→ Listed records
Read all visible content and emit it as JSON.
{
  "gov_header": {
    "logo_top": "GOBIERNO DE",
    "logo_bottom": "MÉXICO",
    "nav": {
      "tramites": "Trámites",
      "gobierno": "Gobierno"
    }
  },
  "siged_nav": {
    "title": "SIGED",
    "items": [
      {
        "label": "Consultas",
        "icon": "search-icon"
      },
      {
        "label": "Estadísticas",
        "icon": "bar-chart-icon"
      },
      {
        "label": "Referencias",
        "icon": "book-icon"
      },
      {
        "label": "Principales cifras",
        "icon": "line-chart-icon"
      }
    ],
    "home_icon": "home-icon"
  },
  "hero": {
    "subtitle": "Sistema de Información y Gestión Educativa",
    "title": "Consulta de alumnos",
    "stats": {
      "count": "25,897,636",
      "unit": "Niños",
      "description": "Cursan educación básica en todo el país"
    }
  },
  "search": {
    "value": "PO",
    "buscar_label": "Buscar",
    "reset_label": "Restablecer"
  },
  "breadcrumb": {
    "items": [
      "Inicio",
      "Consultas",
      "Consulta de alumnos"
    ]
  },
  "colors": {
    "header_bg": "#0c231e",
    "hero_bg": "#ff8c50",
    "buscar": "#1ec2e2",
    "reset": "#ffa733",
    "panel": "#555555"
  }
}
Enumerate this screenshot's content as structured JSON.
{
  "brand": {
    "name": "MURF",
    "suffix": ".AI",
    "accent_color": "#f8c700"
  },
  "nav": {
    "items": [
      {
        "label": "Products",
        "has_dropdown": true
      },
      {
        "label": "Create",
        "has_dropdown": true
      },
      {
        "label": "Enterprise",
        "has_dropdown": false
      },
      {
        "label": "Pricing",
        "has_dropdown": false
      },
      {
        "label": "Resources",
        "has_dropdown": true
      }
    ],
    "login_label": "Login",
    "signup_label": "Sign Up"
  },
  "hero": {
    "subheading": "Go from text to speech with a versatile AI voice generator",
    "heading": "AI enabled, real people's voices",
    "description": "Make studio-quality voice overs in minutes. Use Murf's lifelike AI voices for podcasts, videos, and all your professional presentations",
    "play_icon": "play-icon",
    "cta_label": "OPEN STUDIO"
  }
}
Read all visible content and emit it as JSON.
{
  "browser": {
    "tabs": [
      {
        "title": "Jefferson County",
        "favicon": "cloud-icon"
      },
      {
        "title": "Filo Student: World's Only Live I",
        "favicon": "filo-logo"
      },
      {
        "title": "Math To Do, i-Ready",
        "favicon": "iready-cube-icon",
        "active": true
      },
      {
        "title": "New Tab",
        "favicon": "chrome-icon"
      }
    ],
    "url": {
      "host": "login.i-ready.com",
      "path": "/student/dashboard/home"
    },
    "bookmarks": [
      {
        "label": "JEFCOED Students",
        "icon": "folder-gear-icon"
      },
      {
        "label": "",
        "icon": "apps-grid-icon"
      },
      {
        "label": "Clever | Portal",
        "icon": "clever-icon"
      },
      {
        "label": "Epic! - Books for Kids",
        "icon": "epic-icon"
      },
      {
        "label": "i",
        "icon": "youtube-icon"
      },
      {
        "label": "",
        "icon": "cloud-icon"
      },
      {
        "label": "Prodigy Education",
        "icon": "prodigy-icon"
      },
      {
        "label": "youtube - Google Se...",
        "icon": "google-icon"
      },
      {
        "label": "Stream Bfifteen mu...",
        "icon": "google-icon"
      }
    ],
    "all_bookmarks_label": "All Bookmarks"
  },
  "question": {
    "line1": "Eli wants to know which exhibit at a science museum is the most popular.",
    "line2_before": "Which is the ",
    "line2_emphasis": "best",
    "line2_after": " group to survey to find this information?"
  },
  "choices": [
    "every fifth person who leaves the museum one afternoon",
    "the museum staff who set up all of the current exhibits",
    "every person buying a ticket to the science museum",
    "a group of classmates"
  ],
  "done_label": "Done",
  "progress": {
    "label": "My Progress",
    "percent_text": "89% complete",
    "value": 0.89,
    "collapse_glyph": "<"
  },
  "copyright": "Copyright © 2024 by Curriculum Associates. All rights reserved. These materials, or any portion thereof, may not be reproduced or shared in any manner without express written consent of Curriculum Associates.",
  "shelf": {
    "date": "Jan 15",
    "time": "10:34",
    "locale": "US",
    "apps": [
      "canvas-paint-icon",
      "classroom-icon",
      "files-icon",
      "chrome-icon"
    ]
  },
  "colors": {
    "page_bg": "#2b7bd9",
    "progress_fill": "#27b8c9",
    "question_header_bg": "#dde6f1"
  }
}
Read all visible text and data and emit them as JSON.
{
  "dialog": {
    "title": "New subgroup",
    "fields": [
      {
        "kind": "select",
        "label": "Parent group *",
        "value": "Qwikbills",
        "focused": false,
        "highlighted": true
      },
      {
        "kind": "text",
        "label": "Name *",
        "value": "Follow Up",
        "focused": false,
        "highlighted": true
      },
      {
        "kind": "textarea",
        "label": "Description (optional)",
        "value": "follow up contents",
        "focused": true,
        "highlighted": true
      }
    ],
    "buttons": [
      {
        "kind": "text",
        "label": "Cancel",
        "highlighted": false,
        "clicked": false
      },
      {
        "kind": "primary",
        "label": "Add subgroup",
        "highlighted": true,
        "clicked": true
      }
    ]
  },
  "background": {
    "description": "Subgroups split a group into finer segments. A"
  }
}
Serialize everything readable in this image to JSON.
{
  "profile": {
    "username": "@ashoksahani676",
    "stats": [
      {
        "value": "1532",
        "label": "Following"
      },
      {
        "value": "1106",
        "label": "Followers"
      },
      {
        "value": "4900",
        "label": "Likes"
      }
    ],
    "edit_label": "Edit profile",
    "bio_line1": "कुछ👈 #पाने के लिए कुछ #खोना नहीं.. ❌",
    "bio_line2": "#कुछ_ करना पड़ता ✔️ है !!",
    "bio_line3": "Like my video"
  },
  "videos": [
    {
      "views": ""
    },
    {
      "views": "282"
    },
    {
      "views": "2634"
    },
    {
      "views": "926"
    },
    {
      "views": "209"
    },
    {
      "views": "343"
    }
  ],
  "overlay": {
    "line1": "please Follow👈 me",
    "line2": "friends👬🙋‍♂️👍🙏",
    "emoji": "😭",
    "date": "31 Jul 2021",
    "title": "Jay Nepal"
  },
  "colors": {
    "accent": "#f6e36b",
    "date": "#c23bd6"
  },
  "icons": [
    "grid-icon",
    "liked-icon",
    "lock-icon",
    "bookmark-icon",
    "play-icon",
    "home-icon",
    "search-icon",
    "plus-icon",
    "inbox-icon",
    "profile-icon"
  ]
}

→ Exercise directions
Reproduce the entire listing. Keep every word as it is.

→ Answer area
Read all visible content and emit it as JSON.
{
  "gov_header": {
    "logo_top": "GOBIERNO DE",
    "logo_bottom": "MÉXICO",
    "nav": {
      "tramites": "Trámites",
      "gobierno": "Gobierno"
    }
  },
  "siged_nav": {
    "title": "SIGED",
    "items": [
      {
        "label": "Consultas",
        "icon": "search-icon"
      },
      {
        "label": "Estadísticas",
        "icon": "bar-chart-icon"
      },
      {
        "label": "Referencias",
        "icon": "book-icon"
      },
      {
        "label": "Principales cifras",
        "icon": "line-chart-icon"
      }
    ],
    "home_icon": "home-icon"
  },
  "hero": {
    "subtitle": "Sistema de Información y Gestión Educativa",
    "title": "Consulta de alumnos",
    "stats": {
      "count": "25,897,636",
      "unit": "Niños",
      "description": "Cursan educación básica en todo el país"
    }
  },
  "search": {
    "value": "PO",
    "buscar_label": "Buscar",
    "reset_label": "Restablecer"
  },
  "breadcrumb": {
    "items": [
      "Inicio",
      "Consultas",
      "Consulta de alumnos"
    ]
  },
  "colors": {
    "header_bg": "#0c231e",
    "hero_bg": "#ff8c50",
    "buscar": "#1ec2e2",
    "reset": "#ffa733",
    "panel": "#555555"
  }
}
Enumerate this screenshot's content as structured JSON.
{
  "brand": {
    "name": "MURF",
    "suffix": ".AI",
    "accent_color": "#f8c700"
  },
  "nav": {
    "items": [
      {
        "label": "Products",
        "has_dropdown": true
      },
      {
        "label": "Create",
        "has_dropdown": true
      },
      {
        "label": "Enterprise",
        "has_dropdown": false
      },
      {
        "label": "Pricing",
        "has_dropdown": false
      },
      {
        "label": "Resources",
        "has_dropdown": true
      }
    ],
    "login_label": "Login",
    "signup_label": "Sign Up"
  },
  "hero": {
    "subheading": "Go from text to speech with a versatile AI voice generator",
    "heading": "AI enabled, real people's voices",
    "description": "Make studio-quality voice overs in minutes. Use Murf's lifelike AI voices for podcasts, videos, and all your professional presentations",
    "play_icon": "play-icon",
    "cta_label": "OPEN STUDIO"
  }
}
Read all visible content and emit it as JSON.
{
  "browser": {
    "tabs": [
      {
        "title": "Jefferson County",
        "favicon": "cloud-icon"
      },
      {
        "title": "Filo Student: World's Only Live I",
        "favicon": "filo-logo"
      },
      {
        "title": "Math To Do, i-Ready",
        "favicon": "iready-cube-icon",
        "active": true
      },
      {
        "title": "New Tab",
        "favicon": "chrome-icon"
      }
    ],
    "url": {
      "host": "login.i-ready.com",
      "path": "/student/dashboard/home"
    },
    "bookmarks": [
      {
        "label": "JEFCOED Students",
        "icon": "folder-gear-icon"
      },
      {
        "label": "",
        "icon": "apps-grid-icon"
      },
      {
        "label": "Clever | Portal",
        "icon": "clever-icon"
      },
      {
        "label": "Epic! - Books for Kids",
        "icon": "epic-icon"
      },
      {
        "label": "i",
        "icon": "youtube-icon"
      },
      {
        "label": "",
        "icon": "cloud-icon"
      },
      {
        "label": "Prodigy Education",
        "icon": "prodigy-icon"
      },
      {
        "label": "youtube - Google Se...",
        "icon": "google-icon"
      },
      {
        "label": "Stream Bfifteen mu...",
        "icon": "google-icon"
      }
    ],
    "all_bookmarks_label": "All Bookmarks"
  },
  "question": {
    "line1": "Eli wants to know which exhibit at a science museum is the most popular.",
    "line2_before": "Which is the ",
    "line2_emphasis": "best",
    "line2_after": " group to survey to find this information?"
  },
  "choices": [
    "every fifth person who leaves the museum one afternoon",
    "the museum staff who set up all of the current exhibits",
    "every person buying a ticket to the science museum",
    "a group of classmates"
  ],
  "done_label": "Done",
  "progress": {
    "label": "My Progress",
    "percent_text": "89% complete",
    "value": 0.89,
    "collapse_glyph": "<"
  },
  "copyright": "Copyright © 2024 by Curriculum Associates. All rights reserved. These materials, or any portion thereof, may not be reproduced or shared in any manner without express written consent of Curriculum Associates.",
  "shelf": {
    "date": "Jan 15",
    "time": "10:34",
    "locale": "US",
    "apps": [
      "canvas-paint-icon",
      "classroom-icon",
      "files-icon",
      "chrome-icon"
    ]
  },
  "colors": {
    "page_bg": "#2b7bd9",
    "progress_fill": "#27b8c9",
    "question_header_bg": "#dde6f1"
  }
}
Read all visible text and data and emit them as JSON.
{
  "dialog": {
    "title": "New subgroup",
    "fields": [
      {
        "kind": "select",
        "label": "Parent group *",
        "value": "Qwikbills",
        "focused": false,
        "highlighted": true
      },
      {
        "kind": "text",
        "label": "Name *",
        "value": "Follow Up",
        "focused": false,
        "highlighted": true
      },
      {
        "kind": "textarea",
        "label": "Description (optional)",
        "value": "follow up contents",
        "focused": true,
        "highlighted": true
      }
    ],
    "buttons": [
      {
        "kind": "text",
        "label": "Cancel",
        "highlighted": false,
        "clicked": false
      },
      {
        "kind": "primary",
        "label": "Add subgroup",
        "highlighted": true,
        "clicked": true
      }
    ]
  },
  "background": {
    "description": "Subgroups split a group into finer segments. A"
  }
}
Serialize everything readable in this image to JSON.
{
  "profile": {
    "username": "@ashoksahani676",
    "stats": [
      {
        "value": "1532",
        "label": "Following"
      },
      {
        "value": "1106",
        "label": "Followers"
      },
      {
        "value": "4900",
        "label": "Likes"
      }
    ],
    "edit_label": "Edit profile",
    "bio_line1": "कुछ👈 #पाने के लिए कुछ #खोना नहीं.. ❌",
    "bio_line2": "#कुछ_ करना पड़ता ✔️ है !!",
    "bio_line3": "Like my video"
  },
  "videos": [
    {
      "views": ""
    },
    {
      "views": "282"
    },
    {
      "views": "2634"
    },
    {
      "views": "926"
    },
    {
      "views": "209"
    },
    {
      "views": "343"
    }
  ],
  "overlay": {
    "line1": "please Follow👈 me",
    "line2": "friends👬🙋‍♂️👍🙏",
    "emoji": "😭",
    "date": "31 Jul 2021",
    "title": "Jay Nepal"
  },
  "colors": {
    "accent": "#f6e36b",
    "date": "#c23bd6"
  },
  "icons": [
    "grid-icon",
    "liked-icon",
    "lock-icon",
    "bookmark-icon",
    "play-icon",
    "home-icon",
    "search-icon",
    "plus-icon",
    "inbox-icon",
    "profile-icon"
  ]
}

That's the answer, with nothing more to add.